The issue appeared with
HHH-16125 remove DDL generation stuff from converters.
Because our Boolean Converter is typed as boolean.
But for Postgres, it is actually stored as a smallint, similar to Oracle, which doesn’t have a boolean type but uses a number. Currently, we are coexisting with both database management systems as we are in the process of migration. It might be a future project to switch boolean types to the boolean type in the PG database, but it’s not the case yet.
So, I had to adapt the JDBC type for booleans specifically for PG by treating them as SmallIntJdbcType.
The issue is that the new method BooleanJavaType#getCheckCondition assumes that the BooleanConverter returns an integer and attempts to invoke longValue() on it, which raises an exception.
The solution I’ve found for now is to override it, specifying that the Converter indeed returns a Boolean type.
And to pass this custom type to the TypeIntegrator.
I tried converting the BooleanConverter to <Boolean, Byte> or <Boolean, Short>, but this is incorrect for Oracle and causes inverse problems. Also, there is no possibility to use one Converter for Oracle and another for Postgres, at least I haven’t found a way.
What do you think?
Why don’t you just set the
hibernate.type.preferred_boolean_jdbc_type property to
Indeed, it’s better than my override of the Dialect. I had already used it, but I had set it to BIT.
Unfortunately, it doesn’t solve the issue of the converter being treated as an integer with the SmallIntJdbcType => BooleanJavaType#getCheckCondition

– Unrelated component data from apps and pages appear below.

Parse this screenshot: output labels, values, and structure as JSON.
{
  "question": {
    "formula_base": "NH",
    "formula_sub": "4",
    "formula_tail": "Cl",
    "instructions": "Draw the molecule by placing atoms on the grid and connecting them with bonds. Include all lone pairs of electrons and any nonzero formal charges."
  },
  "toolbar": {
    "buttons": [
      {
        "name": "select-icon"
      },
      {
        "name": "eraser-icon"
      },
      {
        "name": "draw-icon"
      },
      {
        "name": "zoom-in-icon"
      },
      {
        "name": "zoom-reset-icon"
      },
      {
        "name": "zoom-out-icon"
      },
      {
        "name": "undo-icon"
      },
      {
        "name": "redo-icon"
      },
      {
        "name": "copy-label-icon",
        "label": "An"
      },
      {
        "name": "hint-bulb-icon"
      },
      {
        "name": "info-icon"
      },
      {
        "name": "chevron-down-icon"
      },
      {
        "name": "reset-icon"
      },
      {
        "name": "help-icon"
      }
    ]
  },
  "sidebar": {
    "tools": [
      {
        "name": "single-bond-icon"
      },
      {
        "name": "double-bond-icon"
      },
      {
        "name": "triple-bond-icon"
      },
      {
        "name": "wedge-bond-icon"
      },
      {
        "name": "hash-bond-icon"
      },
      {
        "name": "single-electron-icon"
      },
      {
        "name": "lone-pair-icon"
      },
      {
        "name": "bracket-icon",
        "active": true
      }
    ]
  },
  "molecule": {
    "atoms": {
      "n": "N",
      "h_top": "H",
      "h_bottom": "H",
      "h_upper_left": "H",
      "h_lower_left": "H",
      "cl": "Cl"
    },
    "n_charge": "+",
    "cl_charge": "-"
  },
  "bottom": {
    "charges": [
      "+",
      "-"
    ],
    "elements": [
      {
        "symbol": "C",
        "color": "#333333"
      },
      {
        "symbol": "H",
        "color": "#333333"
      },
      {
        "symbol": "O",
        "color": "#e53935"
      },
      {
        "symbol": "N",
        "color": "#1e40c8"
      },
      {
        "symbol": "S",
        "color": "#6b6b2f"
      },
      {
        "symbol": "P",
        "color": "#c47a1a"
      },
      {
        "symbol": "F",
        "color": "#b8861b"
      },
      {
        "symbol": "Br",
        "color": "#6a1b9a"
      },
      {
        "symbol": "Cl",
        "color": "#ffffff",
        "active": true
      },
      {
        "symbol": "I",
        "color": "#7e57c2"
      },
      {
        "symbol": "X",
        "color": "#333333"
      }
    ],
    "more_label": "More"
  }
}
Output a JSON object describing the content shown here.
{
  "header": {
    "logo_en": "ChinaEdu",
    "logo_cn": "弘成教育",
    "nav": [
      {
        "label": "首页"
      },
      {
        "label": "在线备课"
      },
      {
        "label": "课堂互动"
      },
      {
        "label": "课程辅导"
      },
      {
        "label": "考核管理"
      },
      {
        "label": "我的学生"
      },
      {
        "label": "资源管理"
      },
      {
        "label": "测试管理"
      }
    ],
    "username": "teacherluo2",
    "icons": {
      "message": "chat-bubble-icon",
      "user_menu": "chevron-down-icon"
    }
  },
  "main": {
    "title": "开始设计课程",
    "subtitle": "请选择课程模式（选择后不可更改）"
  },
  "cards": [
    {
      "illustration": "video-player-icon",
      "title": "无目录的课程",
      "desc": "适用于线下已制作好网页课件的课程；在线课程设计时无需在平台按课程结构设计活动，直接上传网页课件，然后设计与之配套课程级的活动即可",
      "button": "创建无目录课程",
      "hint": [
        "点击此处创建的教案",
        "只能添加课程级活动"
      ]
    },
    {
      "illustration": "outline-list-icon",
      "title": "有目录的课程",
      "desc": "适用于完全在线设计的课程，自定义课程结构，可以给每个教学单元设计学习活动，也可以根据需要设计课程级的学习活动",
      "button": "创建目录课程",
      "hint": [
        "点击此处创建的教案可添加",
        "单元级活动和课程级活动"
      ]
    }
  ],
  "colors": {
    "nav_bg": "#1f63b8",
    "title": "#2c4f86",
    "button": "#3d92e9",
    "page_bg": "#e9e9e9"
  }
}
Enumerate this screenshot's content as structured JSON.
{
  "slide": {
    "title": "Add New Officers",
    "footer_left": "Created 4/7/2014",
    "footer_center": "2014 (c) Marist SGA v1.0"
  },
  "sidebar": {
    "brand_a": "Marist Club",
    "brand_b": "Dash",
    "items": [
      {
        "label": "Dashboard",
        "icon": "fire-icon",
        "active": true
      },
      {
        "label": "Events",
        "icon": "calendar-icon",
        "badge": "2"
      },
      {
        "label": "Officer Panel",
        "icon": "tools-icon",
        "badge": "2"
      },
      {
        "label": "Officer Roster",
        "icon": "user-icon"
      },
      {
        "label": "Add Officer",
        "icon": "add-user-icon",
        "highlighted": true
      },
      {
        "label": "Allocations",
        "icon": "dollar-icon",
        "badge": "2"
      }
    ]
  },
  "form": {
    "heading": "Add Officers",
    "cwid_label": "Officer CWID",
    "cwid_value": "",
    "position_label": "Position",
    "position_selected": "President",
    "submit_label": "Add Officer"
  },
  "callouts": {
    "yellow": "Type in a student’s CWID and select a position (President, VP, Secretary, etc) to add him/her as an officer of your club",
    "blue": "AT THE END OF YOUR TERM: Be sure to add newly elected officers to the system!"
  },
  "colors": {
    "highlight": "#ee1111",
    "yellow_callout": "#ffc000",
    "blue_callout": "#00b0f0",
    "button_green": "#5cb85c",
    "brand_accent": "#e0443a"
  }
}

Why do you need the converter? Just remove it, no?
It is only used to handle nullity.
I will check with the person who implemented it about the specific case they encountered, and I will try to remove it.
Indeed, that would solve our problem definitively. ^^
I assume they had a good reason, but let’s see if we can resolve it differently.
In our framework, boolean management is nullsafe, so apparently, this is not the case for Hibernate (see stack trace). This is to handle cases of creation through scripts, for example, where values might be null instead of false.
I have searched for another solution to make it nullsafe without using a converter, but I haven’t found anything simple.
You mean that you use a primitive
boolean in your entity model and want
null from the database to be interpreted as
false? That sounds very weird to me. Why not use
Boolean then? Or make the column in the database
not null and set existing
null columns to
If you really must, you can register a custom
BooleanJavaType that implements
wrap in a way that never passes through
null but rather defaults to
I would strongly recommend you to fix your data model though as querying might just get more complicated with nulls involved.
Yes, it’s a primitive boolean in the data model, but we don’t want to handle nullability. It’s just like how we use
smallint in PostgreSQL and
number in Oracle; we encounter cases of nullability.
So, we use this converter to translate nulls in the database to false in the data model, to overcome this issue. In the medium term, we will transition to a boolean type in the PostgreSQL database, and we won’t have this problem anymore.